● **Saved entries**
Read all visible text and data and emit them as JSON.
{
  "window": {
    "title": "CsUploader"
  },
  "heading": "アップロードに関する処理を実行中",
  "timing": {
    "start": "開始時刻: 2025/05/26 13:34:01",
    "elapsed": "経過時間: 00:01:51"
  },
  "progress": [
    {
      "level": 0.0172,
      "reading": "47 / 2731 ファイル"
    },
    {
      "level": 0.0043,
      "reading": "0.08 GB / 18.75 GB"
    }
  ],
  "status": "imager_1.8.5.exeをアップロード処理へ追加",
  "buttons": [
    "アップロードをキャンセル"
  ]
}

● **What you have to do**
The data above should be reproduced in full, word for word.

● **Written response**
Read all visible text and data and emit them as JSON.
{
  "window": {
    "title": "CsUploader"
  },
  "heading": "アップロードに関する処理を実行中",
  "timing": {
    "start": "開始時刻: 2025/05/26 13:34:01",
    "elapsed": "経過時間: 00:01:51"
  },
  "progress": [
    {
      "level": 0.0172,
      "reading": "47 / 2731 ファイル"
    },
    {
      "level": 0.0043,
      "reading": "0.08 GB / 18.75 GB"
    }
  ],
  "status": "imager_1.8.5.exeをアップロード処理へ追加",
  "buttons": [
    "アップロードをキャンセル"
  ]
}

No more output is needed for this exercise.